▶ _WHAT IS REQUIRED_: All of the data should be given again word for word, though the images are to be left out.

▶ _RECORDS SUPPLIED_:
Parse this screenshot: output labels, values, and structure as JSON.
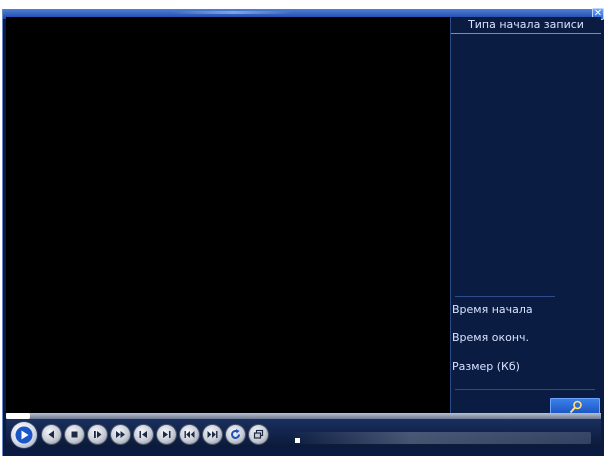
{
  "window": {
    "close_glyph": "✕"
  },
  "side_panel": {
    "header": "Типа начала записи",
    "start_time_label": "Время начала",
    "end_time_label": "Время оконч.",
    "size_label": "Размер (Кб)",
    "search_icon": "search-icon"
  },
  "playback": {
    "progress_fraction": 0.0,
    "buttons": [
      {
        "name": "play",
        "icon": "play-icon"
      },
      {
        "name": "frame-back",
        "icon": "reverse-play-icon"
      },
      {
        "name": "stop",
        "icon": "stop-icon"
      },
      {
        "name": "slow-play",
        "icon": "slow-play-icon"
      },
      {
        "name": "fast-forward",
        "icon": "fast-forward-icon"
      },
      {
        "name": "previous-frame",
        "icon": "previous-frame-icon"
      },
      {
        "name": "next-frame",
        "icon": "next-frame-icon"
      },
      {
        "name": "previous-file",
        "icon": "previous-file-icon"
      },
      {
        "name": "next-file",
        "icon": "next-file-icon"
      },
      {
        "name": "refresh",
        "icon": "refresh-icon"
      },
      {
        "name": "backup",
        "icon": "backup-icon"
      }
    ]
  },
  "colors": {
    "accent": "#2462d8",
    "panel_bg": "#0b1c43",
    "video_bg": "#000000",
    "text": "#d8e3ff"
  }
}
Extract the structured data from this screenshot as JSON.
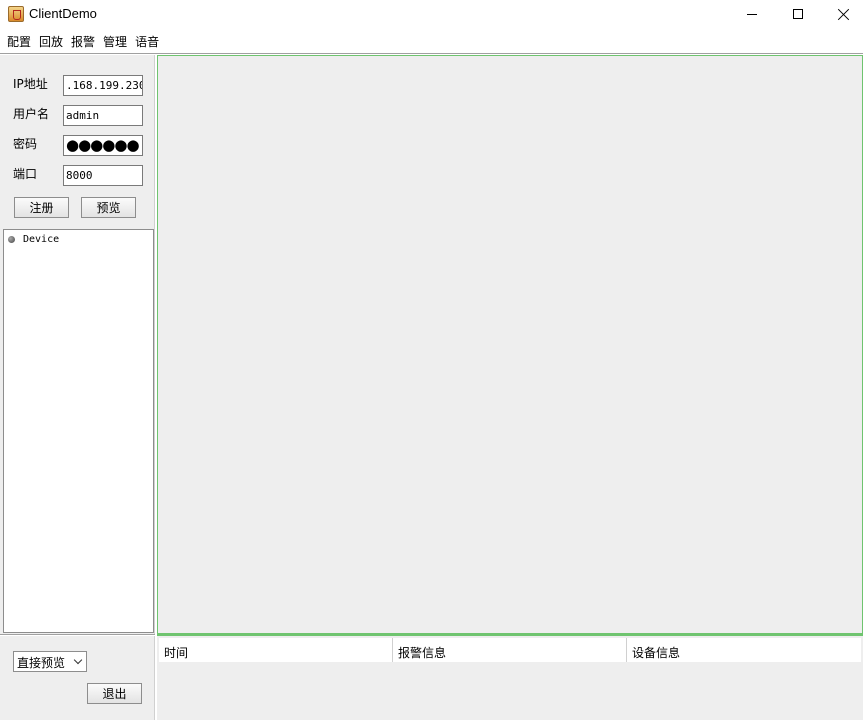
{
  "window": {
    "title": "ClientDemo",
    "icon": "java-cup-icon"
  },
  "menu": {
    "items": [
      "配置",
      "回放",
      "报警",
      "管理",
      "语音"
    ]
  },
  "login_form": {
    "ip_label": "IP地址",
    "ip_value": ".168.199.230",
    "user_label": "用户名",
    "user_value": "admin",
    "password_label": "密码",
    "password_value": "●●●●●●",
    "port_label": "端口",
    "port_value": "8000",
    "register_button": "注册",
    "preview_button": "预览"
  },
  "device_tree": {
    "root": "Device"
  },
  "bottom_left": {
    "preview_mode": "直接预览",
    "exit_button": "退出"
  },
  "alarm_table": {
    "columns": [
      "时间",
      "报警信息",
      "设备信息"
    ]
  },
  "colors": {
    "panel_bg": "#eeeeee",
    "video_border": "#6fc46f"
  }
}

▶ _EXERCISE RESPONSE_:
Parse this screenshot: output labels, values, and structure as JSON.
{
  "window": {
    "close_glyph": "✕"
  },
  "side_panel": {
    "header": "Типа начала записи",
    "start_time_label": "Время начала",
    "end_time_label": "Время оконч.",
    "size_label": "Размер (Кб)",
    "search_icon": "search-icon"
  },
  "playback": {
    "progress_fraction": 0.0,
    "buttons": [
      {
        "name": "play",
        "icon": "play-icon"
      },
      {
        "name": "frame-back",
        "icon": "reverse-play-icon"
      },
      {
        "name": "stop",
        "icon": "stop-icon"
      },
      {
        "name": "slow-play",
        "icon": "slow-play-icon"
      },
      {
        "name": "fast-forward",
        "icon": "fast-forward-icon"
      },
      {
        "name": "previous-frame",
        "icon": "previous-frame-icon"
      },
      {
        "name": "next-frame",
        "icon": "next-frame-icon"
      },
      {
        "name": "previous-file",
        "icon": "previous-file-icon"
      },
      {
        "name": "next-file",
        "icon": "next-file-icon"
      },
      {
        "name": "refresh",
        "icon": "refresh-icon"
      },
      {
        "name": "backup",
        "icon": "backup-icon"
      }
    ]
  },
  "colors": {
    "accent": "#2462d8",
    "panel_bg": "#0b1c43",
    "video_bg": "#000000",
    "text": "#d8e3ff"
  }
}
Extract the structured data from this screenshot as JSON.
{
  "window": {
    "title": "ClientDemo",
    "icon": "java-cup-icon"
  },
  "menu": {
    "items": [
      "配置",
      "回放",
      "报警",
      "管理",
      "语音"
    ]
  },
  "login_form": {
    "ip_label": "IP地址",
    "ip_value": ".168.199.230",
    "user_label": "用户名",
    "user_value": "admin",
    "password_label": "密码",
    "password_value": "●●●●●●",
    "port_label": "端口",
    "port_value": "8000",
    "register_button": "注册",
    "preview_button": "预览"
  },
  "device_tree": {
    "root": "Device"
  },
  "bottom_left": {
    "preview_mode": "直接预览",
    "exit_button": "退出"
  },
  "alarm_table": {
    "columns": [
      "时间",
      "报警信息",
      "设备信息"
    ]
  },
  "colors": {
    "panel_bg": "#eeeeee",
    "video_border": "#6fc46f"
  }
}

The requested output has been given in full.